Repeat the material in full. Keep every line exactly as it is.

### SOURCE DATA

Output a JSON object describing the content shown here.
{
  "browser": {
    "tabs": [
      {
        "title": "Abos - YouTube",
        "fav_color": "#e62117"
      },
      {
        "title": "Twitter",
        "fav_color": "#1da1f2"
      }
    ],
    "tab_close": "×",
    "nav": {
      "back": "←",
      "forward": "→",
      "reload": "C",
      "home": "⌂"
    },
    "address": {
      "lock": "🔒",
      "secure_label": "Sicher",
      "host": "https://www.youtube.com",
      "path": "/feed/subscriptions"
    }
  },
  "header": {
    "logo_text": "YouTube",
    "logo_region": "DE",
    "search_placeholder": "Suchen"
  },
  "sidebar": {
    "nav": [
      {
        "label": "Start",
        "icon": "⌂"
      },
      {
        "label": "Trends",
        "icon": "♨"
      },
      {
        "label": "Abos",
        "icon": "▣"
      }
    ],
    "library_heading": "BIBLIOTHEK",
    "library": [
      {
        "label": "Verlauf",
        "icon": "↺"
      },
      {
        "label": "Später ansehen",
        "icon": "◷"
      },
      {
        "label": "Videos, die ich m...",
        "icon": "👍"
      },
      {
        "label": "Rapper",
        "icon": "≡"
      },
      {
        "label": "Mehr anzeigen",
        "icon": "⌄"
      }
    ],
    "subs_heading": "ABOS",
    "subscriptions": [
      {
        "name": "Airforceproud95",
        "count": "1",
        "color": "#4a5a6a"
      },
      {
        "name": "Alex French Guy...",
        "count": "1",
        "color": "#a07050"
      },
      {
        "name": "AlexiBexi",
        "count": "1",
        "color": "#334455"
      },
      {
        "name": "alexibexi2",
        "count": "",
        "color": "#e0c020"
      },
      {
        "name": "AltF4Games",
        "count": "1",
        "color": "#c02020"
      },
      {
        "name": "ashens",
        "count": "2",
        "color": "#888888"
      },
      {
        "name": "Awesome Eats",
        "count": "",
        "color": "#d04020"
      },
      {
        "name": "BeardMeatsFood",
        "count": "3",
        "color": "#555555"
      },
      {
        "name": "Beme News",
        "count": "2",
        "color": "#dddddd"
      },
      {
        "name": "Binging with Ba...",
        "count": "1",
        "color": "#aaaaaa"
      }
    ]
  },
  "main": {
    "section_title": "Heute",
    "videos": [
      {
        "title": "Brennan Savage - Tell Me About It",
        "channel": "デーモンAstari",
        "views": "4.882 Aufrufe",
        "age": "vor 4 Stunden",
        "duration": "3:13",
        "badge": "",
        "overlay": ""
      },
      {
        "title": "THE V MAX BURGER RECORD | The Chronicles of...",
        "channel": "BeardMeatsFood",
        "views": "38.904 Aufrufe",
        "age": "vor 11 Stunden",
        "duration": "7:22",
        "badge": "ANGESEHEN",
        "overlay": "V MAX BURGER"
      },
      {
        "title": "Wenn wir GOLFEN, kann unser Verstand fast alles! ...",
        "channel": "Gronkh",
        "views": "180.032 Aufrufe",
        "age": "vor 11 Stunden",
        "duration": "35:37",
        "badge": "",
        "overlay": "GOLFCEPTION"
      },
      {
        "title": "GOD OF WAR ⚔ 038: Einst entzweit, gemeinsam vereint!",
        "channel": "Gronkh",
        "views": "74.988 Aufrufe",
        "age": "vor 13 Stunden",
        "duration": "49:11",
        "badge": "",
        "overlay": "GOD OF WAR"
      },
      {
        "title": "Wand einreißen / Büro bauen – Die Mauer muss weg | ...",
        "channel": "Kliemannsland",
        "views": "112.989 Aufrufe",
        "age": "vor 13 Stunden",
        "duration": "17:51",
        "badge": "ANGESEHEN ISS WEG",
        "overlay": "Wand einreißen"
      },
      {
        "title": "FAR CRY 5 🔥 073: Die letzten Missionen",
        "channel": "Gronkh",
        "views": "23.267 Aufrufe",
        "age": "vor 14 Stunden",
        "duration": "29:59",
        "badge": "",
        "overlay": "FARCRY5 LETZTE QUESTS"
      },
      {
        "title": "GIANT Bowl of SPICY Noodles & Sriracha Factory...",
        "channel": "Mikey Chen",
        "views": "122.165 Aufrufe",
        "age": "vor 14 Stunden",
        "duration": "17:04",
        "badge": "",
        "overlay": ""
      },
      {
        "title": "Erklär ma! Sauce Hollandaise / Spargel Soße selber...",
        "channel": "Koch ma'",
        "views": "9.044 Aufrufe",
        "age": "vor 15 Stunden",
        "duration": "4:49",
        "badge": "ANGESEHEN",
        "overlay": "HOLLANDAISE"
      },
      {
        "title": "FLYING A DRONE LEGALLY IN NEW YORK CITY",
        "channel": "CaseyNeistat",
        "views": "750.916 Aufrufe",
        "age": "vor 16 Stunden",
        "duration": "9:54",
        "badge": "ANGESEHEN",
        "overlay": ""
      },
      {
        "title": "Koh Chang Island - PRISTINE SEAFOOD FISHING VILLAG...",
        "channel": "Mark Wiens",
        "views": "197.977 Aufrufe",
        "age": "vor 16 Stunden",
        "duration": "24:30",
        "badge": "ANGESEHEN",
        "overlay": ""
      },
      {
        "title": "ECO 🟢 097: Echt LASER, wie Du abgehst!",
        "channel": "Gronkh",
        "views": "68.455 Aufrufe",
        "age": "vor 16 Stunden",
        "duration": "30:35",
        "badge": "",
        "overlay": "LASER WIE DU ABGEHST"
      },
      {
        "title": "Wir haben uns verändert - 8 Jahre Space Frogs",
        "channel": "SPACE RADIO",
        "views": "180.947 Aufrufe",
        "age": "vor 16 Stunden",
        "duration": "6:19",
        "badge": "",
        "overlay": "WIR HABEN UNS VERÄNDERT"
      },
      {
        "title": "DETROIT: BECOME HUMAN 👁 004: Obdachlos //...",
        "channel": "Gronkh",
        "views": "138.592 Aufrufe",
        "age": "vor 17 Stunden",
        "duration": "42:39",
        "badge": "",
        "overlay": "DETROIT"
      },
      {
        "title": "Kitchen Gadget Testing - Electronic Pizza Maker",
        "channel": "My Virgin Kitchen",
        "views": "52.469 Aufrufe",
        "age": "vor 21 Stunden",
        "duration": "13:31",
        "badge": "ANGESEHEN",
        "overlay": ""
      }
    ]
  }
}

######

### TASK ANSWER
Output a JSON object describing the content shown here.
{
  "browser": {
    "tabs": [
      {
        "title": "Abos - YouTube",
        "fav_color": "#e62117"
      },
      {
        "title": "Twitter",
        "fav_color": "#1da1f2"
      }
    ],
    "tab_close": "×",
    "nav": {
      "back": "←",
      "forward": "→",
      "reload": "C",
      "home": "⌂"
    },
    "address": {
      "lock": "🔒",
      "secure_label": "Sicher",
      "host": "https://www.youtube.com",
      "path": "/feed/subscriptions"
    }
  },
  "header": {
    "logo_text": "YouTube",
    "logo_region": "DE",
    "search_placeholder": "Suchen"
  },
  "sidebar": {
    "nav": [
      {
        "label": "Start",
        "icon": "⌂"
      },
      {
        "label": "Trends",
        "icon": "♨"
      },
      {
        "label": "Abos",
        "icon": "▣"
      }
    ],
    "library_heading": "BIBLIOTHEK",
    "library": [
      {
        "label": "Verlauf",
        "icon": "↺"
      },
      {
        "label": "Später ansehen",
        "icon": "◷"
      },
      {
        "label": "Videos, die ich m...",
        "icon": "👍"
      },
      {
        "label": "Rapper",
        "icon": "≡"
      },
      {
        "label": "Mehr anzeigen",
        "icon": "⌄"
      }
    ],
    "subs_heading": "ABOS",
    "subscriptions": [
      {
        "name": "Airforceproud95",
        "count": "1",
        "color": "#4a5a6a"
      },
      {
        "name": "Alex French Guy...",
        "count": "1",
        "color": "#a07050"
      },
      {
        "name": "AlexiBexi",
        "count": "1",
        "color": "#334455"
      },
      {
        "name": "alexibexi2",
        "count": "",
        "color": "#e0c020"
      },
      {
        "name": "AltF4Games",
        "count": "1",
        "color": "#c02020"
      },
      {
        "name": "ashens",
        "count": "2",
        "color": "#888888"
      },
      {
        "name": "Awesome Eats",
        "count": "",
        "color": "#d04020"
      },
      {
        "name": "BeardMeatsFood",
        "count": "3",
        "color": "#555555"
      },
      {
        "name": "Beme News",
        "count": "2",
        "color": "#dddddd"
      },
      {
        "name": "Binging with Ba...",
        "count": "1",
        "color": "#aaaaaa"
      }
    ]
  },
  "main": {
    "section_title": "Heute",
    "videos": [
      {
        "title": "Brennan Savage - Tell Me About It",
        "channel": "デーモンAstari",
        "views": "4.882 Aufrufe",
        "age": "vor 4 Stunden",
        "duration": "3:13",
        "badge": "",
        "overlay": ""
      },
      {
        "title": "THE V MAX BURGER RECORD | The Chronicles of...",
        "channel": "BeardMeatsFood",
        "views": "38.904 Aufrufe",
        "age": "vor 11 Stunden",
        "duration": "7:22",
        "badge": "ANGESEHEN",
        "overlay": "V MAX BURGER"
      },
      {
        "title": "Wenn wir GOLFEN, kann unser Verstand fast alles! ...",
        "channel": "Gronkh",
        "views": "180.032 Aufrufe",
        "age": "vor 11 Stunden",
        "duration": "35:37",
        "badge": "",
        "overlay": "GOLFCEPTION"
      },
      {
        "title": "GOD OF WAR ⚔ 038: Einst entzweit, gemeinsam vereint!",
        "channel": "Gronkh",
        "views": "74.988 Aufrufe",
        "age": "vor 13 Stunden",
        "duration": "49:11",
        "badge": "",
        "overlay": "GOD OF WAR"
      },
      {
        "title": "Wand einreißen / Büro bauen – Die Mauer muss weg | ...",
        "channel": "Kliemannsland",
        "views": "112.989 Aufrufe",
        "age": "vor 13 Stunden",
        "duration": "17:51",
        "badge": "ANGESEHEN ISS WEG",
        "overlay": "Wand einreißen"
      },
      {
        "title": "FAR CRY 5 🔥 073: Die letzten Missionen",
        "channel": "Gronkh",
        "views": "23.267 Aufrufe",
        "age": "vor 14 Stunden",
        "duration": "29:59",
        "badge": "",
        "overlay": "FARCRY5 LETZTE QUESTS"
      },
      {
        "title": "GIANT Bowl of SPICY Noodles & Sriracha Factory...",
        "channel": "Mikey Chen",
        "views": "122.165 Aufrufe",
        "age": "vor 14 Stunden",
        "duration": "17:04",
        "badge": "",
        "overlay": ""
      },
      {
        "title": "Erklär ma! Sauce Hollandaise / Spargel Soße selber...",
        "channel": "Koch ma'",
        "views": "9.044 Aufrufe",
        "age": "vor 15 Stunden",
        "duration": "4:49",
        "badge": "ANGESEHEN",
        "overlay": "HOLLANDAISE"
      },
      {
        "title": "FLYING A DRONE LEGALLY IN NEW YORK CITY",
        "channel": "CaseyNeistat",
        "views": "750.916 Aufrufe",
        "age": "vor 16 Stunden",
        "duration": "9:54",
        "badge": "ANGESEHEN",
        "overlay": ""
      },
      {
        "title": "Koh Chang Island - PRISTINE SEAFOOD FISHING VILLAG...",
        "channel": "Mark Wiens",
        "views": "197.977 Aufrufe",
        "age": "vor 16 Stunden",
        "duration": "24:30",
        "badge": "ANGESEHEN",
        "overlay": ""
      },
      {
        "title": "ECO 🟢 097: Echt LASER, wie Du abgehst!",
        "channel": "Gronkh",
        "views": "68.455 Aufrufe",
        "age": "vor 16 Stunden",
        "duration": "30:35",
        "badge": "",
        "overlay": "LASER WIE DU ABGEHST"
      },
      {
        "title": "Wir haben uns verändert - 8 Jahre Space Frogs",
        "channel": "SPACE RADIO",
        "views": "180.947 Aufrufe",
        "age": "vor 16 Stunden",
        "duration": "6:19",
        "badge": "",
        "overlay": "WIR HABEN UNS VERÄNDERT"
      },
      {
        "title": "DETROIT: BECOME HUMAN 👁 004: Obdachlos //...",
        "channel": "Gronkh",
        "views": "138.592 Aufrufe",
        "age": "vor 17 Stunden",
        "duration": "42:39",
        "badge": "",
        "overlay": "DETROIT"
      },
      {
        "title": "Kitchen Gadget Testing - Electronic Pizza Maker",
        "channel": "My Virgin Kitchen",
        "views": "52.469 Aufrufe",
        "age": "vor 21 Stunden",
        "duration": "13:31",
        "badge": "ANGESEHEN",
        "overlay": ""
      }
    ]
  }
}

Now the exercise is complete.